June 11, 2012

Gray Fox in Daylight

Click to embiggen.
I get a lot of nocturnal pictures of gray foxes on the scout cameras, but this was a rarer shot—a fox moving through the woods in mid-morning on May 31st.

May 22, 2012

Unexplained Camera Trapping

Bearly there.

Glow-in-the-dark deer.
Fox Mulder pursued by mysterious globes.

The truth is out there.

July 22, 2011

Like a Fox in the Headlights

I mentioned how M. and I recently bought some land adjacent to ours that included a peculiar cabin, of which more later.

The owners made some noises about selling the furniture and appliances separately, but we just sat tight, and in the end they walked away from it all—leaving the beds still made, food in the cupboards (but not in the refrigerator, thank heaven), clothing in the dresser drawers, etc.

Taking some boxes of crackers and granola bars, some abandoned dry dog food, and some peanut butter and honey that we did not want, I decided to put it out in the woods—well away from any dwelling—and set up a camera.

The bears had been in the area—overturned basketball-sized rocks told the tale—so maybe they would find this bonanza.

But it was not the bears who came. Gray foxes got it all.

These photos were taken with the infrared flash, which also puts out red visible light. I like the second photo—the slow shutter makes it look as though one fox is dematerializing. (Click photo for slightly larger view.)

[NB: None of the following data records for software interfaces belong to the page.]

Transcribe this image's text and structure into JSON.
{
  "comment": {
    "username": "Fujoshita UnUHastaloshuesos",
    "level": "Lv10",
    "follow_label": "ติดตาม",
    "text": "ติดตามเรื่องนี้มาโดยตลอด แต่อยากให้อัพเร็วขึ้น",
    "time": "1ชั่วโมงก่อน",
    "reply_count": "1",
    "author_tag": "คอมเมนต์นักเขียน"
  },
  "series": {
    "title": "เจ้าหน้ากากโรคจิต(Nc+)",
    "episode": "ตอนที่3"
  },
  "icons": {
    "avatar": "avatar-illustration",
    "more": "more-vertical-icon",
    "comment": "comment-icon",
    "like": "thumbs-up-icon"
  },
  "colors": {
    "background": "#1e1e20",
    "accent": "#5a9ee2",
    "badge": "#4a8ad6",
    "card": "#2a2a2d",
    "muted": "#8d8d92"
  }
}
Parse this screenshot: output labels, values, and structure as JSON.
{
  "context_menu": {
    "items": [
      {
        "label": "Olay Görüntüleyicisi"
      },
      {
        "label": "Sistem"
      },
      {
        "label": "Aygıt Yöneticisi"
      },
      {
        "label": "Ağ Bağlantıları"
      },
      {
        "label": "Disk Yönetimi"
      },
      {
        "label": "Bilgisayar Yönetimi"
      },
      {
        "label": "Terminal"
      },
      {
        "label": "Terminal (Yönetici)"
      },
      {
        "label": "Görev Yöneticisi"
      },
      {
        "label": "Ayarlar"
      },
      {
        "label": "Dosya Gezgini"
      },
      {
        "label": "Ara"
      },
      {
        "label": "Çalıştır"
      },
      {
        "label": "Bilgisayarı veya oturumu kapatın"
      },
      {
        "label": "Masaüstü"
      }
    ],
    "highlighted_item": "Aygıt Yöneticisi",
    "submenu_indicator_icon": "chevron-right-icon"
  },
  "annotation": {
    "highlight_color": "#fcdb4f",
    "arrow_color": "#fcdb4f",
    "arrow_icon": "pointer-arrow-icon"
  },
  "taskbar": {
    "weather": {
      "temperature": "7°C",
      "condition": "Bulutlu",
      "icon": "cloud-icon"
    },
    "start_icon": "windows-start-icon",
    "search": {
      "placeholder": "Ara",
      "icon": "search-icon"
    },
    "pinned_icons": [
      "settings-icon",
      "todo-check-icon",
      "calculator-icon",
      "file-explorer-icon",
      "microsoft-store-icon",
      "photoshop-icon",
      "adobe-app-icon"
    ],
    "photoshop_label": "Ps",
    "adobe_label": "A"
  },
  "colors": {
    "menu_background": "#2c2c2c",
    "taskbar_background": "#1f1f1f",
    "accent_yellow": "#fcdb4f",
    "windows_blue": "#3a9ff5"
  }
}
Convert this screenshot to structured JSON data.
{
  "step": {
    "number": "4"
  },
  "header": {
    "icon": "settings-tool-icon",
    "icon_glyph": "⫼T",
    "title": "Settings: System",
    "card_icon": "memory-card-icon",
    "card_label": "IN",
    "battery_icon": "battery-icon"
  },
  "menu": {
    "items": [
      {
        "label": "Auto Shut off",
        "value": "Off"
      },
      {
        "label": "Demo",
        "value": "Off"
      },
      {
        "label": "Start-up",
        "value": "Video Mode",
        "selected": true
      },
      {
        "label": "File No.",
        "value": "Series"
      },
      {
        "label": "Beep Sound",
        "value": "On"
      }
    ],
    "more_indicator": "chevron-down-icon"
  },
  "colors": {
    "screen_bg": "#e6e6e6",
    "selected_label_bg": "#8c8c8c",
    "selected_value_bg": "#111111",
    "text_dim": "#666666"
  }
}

Since gray foxes are adept little omnivores, I expect that they enjoyed the granola bars, etc. and would have then gone on to looking for their next meals. This was a one-time feast that will not be repeated.

July 16, 2011

A Meeting on the Trail

Last Monday, M. and I bought some land adjacent to our home. It came with a sort-of cabin on it. There is a long story behind the purchase, almost twenty years' worth, so let me just say that I wish the cabin were not there—and perhaps some day it will not be.

Now that we own the land, I plan some year-around camera-trapping up there. This was my first sort-of good picture: a mule deer doe meets an immature gray fox on a game trail just before dawn two days ago.